Zuttah ends up back with Ravens after release from 49ers

One week after center Jeremy Zuttah played his way off the 49ers’ roster in short order, he ended up back with the team that got rid of him to open the offseason.

The Baltimore Ravens on Friday announced the signing of Zuttah, whom the 49ers released on Aug. 9 after acquiring him from the Ravens in a March trade.

The 49ers determined center Daniel Kilgore was clearly better than Zuttah. Moreover, Zuttah he did not demonstrate any promise of being an asset at either of the guard positions.

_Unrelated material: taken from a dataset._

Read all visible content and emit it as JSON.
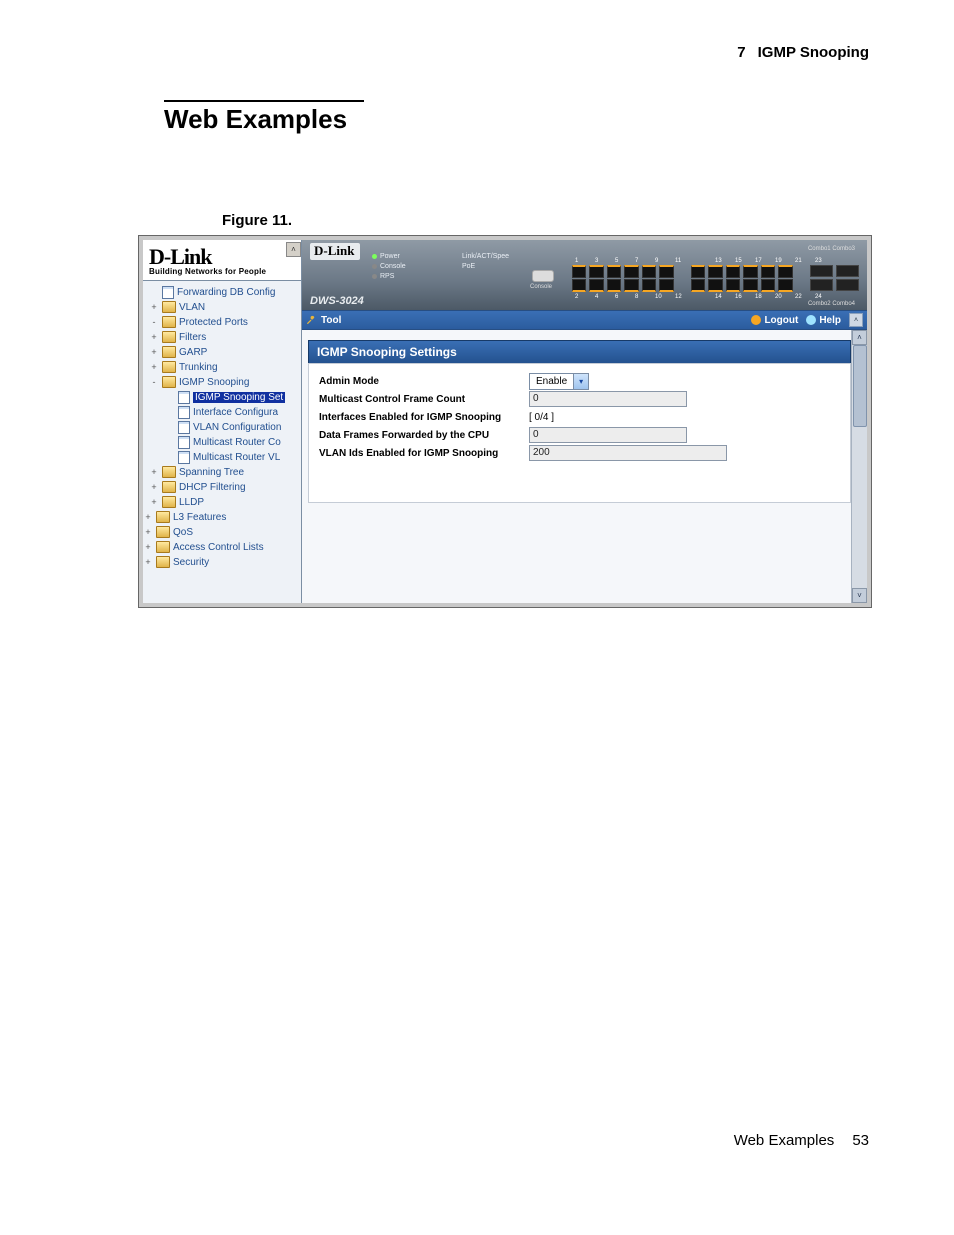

Zuttah, 31, played the past three seasons with the Ravens after six seasons with the Tampa Bay Buccaneers. Zuttah was named to his first Pro Bowl after last season.

The 49ers originally acquired Zuttah in a swap of sixth-round draft picks. The Ravens received the 49ers’ pick at No. 186 and selected Virginia Tech safety Chuck Clark. The 49ers took over Baltimore’s selection at No. 198 and chose Mississippi defensive tackle D.J. Jones.

The 49ers are confident in Kilgore and offensive tackles Joe Staley and Trent Brown. However, there is concern at the guard positions.

Brandon Fusco appears to be earning the confidence of the coaching staff at right guard. But left guard remains a concern. Zane Beadles is currently the starter while Joshua Garnett rehabs from arthroscopic knee surgery to repair cartilage. The 49ers are hopeful Garnett will be available for the opening of the regular season.